Tag - Core i9
Intel today gave a look at its long-term future by showing the Single-chip Cloud Computer (SCC). Actually a 48-core processor, the chip is an offspring of a very early 100-core project and shares its unique "network" approach that keeps each one of the full x86 cores communicating with each other at full speed, earning its cloud computing-inspired name. The new model, however, is extremely efficient: it uses unspecified new energy management to consume no more than 125W at peak load and as little as 25W, even when all 48 cores are active.
Intel's plans to overhaul its desktop processors early next year have been detailed almost entirely in a roadmap published today. The lineup is now believed to be headlined by low-powered S versions of the Core i5-750 and i7-860 that will run all four cores at 2.4GHz and 2.53GHz respectively; they should use just 82W of power versus 95W or more and fit into tighter spaces. Each will have 8MB of Level 2 cache, though the Core i7 chips will scale up to 3.46GHz where the Core i5 will stop at 3.2GHz.
Despite being more than a month away from the public, Intel's Core i9 (Gulftown) platform has already been tested and is shown to be potentially as fast as its design implies. The move from four to six cores has translated into an almost perfectly linear increase in speed for those apps that can use multiple processors. In tasks such as 3D modeling and video encoding, a 2.8GHz Core i9 is found by PCLab to be roughly 50 percent faster than a Core i7 at the same clock speed.
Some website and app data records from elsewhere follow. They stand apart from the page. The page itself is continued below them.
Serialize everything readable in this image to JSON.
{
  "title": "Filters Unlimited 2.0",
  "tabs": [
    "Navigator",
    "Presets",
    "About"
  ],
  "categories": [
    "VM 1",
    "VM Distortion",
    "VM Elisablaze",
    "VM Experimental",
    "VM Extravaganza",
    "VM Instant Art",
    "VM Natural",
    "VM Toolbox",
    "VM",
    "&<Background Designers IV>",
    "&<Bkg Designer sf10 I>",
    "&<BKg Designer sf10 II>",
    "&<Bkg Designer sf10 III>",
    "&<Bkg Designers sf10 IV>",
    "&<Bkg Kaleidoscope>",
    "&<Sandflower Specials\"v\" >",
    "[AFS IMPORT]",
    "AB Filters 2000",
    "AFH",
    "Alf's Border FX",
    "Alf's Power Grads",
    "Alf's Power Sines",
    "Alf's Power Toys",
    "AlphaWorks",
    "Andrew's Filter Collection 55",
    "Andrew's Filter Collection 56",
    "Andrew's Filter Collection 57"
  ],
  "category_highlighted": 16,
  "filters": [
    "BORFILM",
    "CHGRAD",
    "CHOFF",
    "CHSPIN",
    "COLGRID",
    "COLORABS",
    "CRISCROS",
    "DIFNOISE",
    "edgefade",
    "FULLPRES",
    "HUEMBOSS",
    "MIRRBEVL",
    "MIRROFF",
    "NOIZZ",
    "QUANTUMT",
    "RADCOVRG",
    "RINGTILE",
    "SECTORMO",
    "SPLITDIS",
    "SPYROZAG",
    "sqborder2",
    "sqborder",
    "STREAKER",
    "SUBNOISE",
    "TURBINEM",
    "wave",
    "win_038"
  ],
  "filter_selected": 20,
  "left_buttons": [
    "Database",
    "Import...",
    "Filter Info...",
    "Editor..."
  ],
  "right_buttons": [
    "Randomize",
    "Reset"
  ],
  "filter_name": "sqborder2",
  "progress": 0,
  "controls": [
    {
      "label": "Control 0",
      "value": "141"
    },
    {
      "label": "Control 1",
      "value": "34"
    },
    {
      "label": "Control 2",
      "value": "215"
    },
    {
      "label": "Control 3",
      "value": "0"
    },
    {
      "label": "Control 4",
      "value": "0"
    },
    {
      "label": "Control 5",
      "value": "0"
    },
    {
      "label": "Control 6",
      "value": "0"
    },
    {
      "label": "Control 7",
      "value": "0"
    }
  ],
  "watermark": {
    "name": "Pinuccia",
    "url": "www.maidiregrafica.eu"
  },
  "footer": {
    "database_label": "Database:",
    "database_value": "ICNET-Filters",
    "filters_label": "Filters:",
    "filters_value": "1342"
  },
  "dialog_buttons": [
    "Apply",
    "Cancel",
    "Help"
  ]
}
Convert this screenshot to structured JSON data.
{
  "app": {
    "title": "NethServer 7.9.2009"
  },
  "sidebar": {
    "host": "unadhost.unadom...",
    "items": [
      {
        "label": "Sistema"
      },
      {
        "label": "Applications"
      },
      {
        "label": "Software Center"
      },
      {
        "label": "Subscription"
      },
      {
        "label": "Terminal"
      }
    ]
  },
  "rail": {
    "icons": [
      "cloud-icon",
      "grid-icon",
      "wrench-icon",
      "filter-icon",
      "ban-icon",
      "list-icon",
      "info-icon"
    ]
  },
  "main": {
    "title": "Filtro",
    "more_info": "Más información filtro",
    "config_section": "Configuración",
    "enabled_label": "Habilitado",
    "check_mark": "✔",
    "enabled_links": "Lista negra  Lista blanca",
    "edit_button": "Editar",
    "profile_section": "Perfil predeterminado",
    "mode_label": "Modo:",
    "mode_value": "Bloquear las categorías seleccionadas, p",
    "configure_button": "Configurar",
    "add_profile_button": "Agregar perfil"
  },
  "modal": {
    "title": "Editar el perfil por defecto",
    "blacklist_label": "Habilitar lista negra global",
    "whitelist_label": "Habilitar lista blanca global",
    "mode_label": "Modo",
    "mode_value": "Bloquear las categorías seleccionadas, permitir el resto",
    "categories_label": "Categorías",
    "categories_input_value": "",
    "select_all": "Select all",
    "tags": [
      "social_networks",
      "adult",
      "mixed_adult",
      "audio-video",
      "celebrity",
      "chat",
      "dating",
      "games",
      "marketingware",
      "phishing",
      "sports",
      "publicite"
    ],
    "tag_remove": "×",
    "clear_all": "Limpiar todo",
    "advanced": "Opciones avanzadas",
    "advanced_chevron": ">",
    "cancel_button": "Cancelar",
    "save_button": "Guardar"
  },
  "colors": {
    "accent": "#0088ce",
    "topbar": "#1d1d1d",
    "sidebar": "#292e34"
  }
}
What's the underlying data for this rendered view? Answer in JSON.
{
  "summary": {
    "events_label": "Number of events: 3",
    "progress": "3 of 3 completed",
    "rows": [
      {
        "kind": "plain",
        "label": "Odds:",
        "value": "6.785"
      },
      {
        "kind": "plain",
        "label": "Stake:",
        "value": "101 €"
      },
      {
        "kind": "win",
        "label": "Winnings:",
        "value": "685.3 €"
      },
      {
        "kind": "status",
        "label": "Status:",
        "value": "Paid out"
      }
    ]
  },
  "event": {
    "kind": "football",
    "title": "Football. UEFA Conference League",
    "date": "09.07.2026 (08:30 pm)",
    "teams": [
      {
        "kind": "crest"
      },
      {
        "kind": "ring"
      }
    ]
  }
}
Intel's first truly mainstream, desktop processors based on its Nehalem architecture should be ready in less than two months, a leaked roadmap shows. The first three processors tipped earlier are now reportedly due to arrive on September 6th and, as promised, should be headlined by the quad-core 2.66GHz Core i5 750, 2.8GHz Core i7 860, and 2.93GHz Core i7 870. New, however is word that the i5 part won't support Hyperthreading but that all three will overclock substantially in Turbo Boost mode, reaching as high as 3.2GHz, 3.46GHz and 3.6GHz each when one or more cores can be shut down.